*App and web page records*.
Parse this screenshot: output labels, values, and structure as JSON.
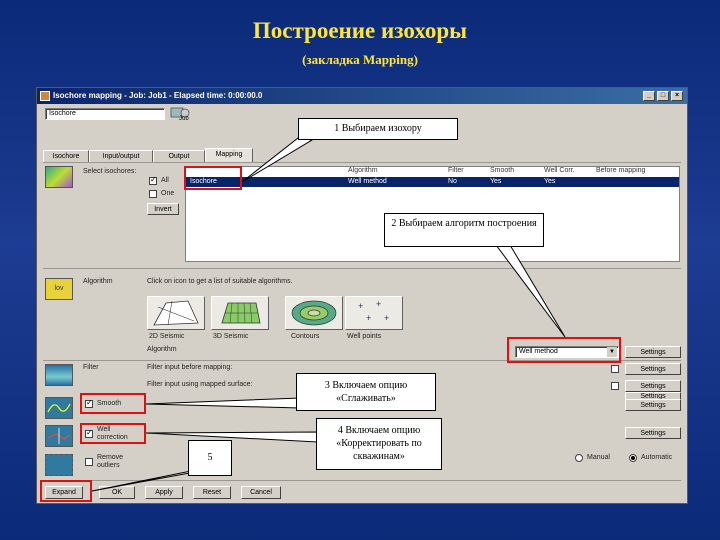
{
  "slide": {
    "title": "Построение изохоры",
    "subtitle": "(закладка Mapping)"
  },
  "window": {
    "title": "Isochore mapping - Job: Job1 - Elapsed time: 0:00:00.0",
    "job_name": "Isochore",
    "job_icon_label": "Job"
  },
  "tabs": [
    {
      "label": "Isochore"
    },
    {
      "label": "Input/output"
    },
    {
      "label": "Output"
    },
    {
      "label": "Mapping"
    }
  ],
  "select_isochores": {
    "label": "Select isochores:",
    "all_label": "All",
    "one_label": "One",
    "invert_label": "Invert"
  },
  "table": {
    "headers": [
      "Algorithm",
      "Filter",
      "Smooth",
      "Well Corr.",
      "Before mapping"
    ],
    "row": {
      "name": "Isochore",
      "algorithm": "Well method",
      "filter": "No",
      "smooth": "Yes",
      "wellcorr": "Yes"
    }
  },
  "algorithm": {
    "label": "Algorithm",
    "hint": "Click on icon to get a list of suitable algorithms.",
    "cards": [
      "2D Seismic",
      "3D Seismic",
      "Contours",
      "Well points"
    ],
    "section_label": "Algorithm",
    "selected": "Well method",
    "settings_label": "Settings"
  },
  "filter": {
    "label": "Filter",
    "before": "Filter input before mapping:",
    "using": "Filter input using mapped surface:",
    "settings1": "Settings",
    "settings2": "Settings",
    "settings3": "Settings"
  },
  "smooth": {
    "label": "Smooth",
    "settings": "Settings"
  },
  "wellcorr": {
    "label": "Well correction",
    "settings": "Settings"
  },
  "remove": {
    "label": "Remove outliers",
    "radio1": "Manual",
    "radio2": "Automatic"
  },
  "bottom_buttons": [
    "Expand",
    "OK",
    "Apply",
    "Reset",
    "Cancel"
  ],
  "callouts": {
    "c1": "1 Выбираем изохору",
    "c2": "2 Выбираем алгоритм построения",
    "c3": "3 Включаем опцию «Сглаживать»",
    "c4": "4 Включаем опцию «Корректировать по скважинам»",
    "c5": "5"
  },
  "colors": {
    "accent_red": "#e01010",
    "title_yellow": "#ffe43c",
    "selection_blue": "#0a246a"
  }
}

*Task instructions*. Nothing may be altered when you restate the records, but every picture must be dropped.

*Reply to the exercise*.
Parse this screenshot: output labels, values, and structure as JSON.
{
  "slide": {
    "title": "Построение изохоры",
    "subtitle": "(закладка Mapping)"
  },
  "window": {
    "title": "Isochore mapping - Job: Job1 - Elapsed time: 0:00:00.0",
    "job_name": "Isochore",
    "job_icon_label": "Job"
  },
  "tabs": [
    {
      "label": "Isochore"
    },
    {
      "label": "Input/output"
    },
    {
      "label": "Output"
    },
    {
      "label": "Mapping"
    }
  ],
  "select_isochores": {
    "label": "Select isochores:",
    "all_label": "All",
    "one_label": "One",
    "invert_label": "Invert"
  },
  "table": {
    "headers": [
      "Algorithm",
      "Filter",
      "Smooth",
      "Well Corr.",
      "Before mapping"
    ],
    "row": {
      "name": "Isochore",
      "algorithm": "Well method",
      "filter": "No",
      "smooth": "Yes",
      "wellcorr": "Yes"
    }
  },
  "algorithm": {
    "label": "Algorithm",
    "hint": "Click on icon to get a list of suitable algorithms.",
    "cards": [
      "2D Seismic",
      "3D Seismic",
      "Contours",
      "Well points"
    ],
    "section_label": "Algorithm",
    "selected": "Well method",
    "settings_label": "Settings"
  },
  "filter": {
    "label": "Filter",
    "before": "Filter input before mapping:",
    "using": "Filter input using mapped surface:",
    "settings1": "Settings",
    "settings2": "Settings",
    "settings3": "Settings"
  },
  "smooth": {
    "label": "Smooth",
    "settings": "Settings"
  },
  "wellcorr": {
    "label": "Well correction",
    "settings": "Settings"
  },
  "remove": {
    "label": "Remove outliers",
    "radio1": "Manual",
    "radio2": "Automatic"
  },
  "bottom_buttons": [
    "Expand",
    "OK",
    "Apply",
    "Reset",
    "Cancel"
  ],
  "callouts": {
    "c1": "1 Выбираем изохору",
    "c2": "2 Выбираем алгоритм построения",
    "c3": "3 Включаем опцию «Сглаживать»",
    "c4": "4 Включаем опцию «Корректировать по скважинам»",
    "c5": "5"
  },
  "colors": {
    "accent_red": "#e01010",
    "title_yellow": "#ffe43c",
    "selection_blue": "#0a246a"
  }
}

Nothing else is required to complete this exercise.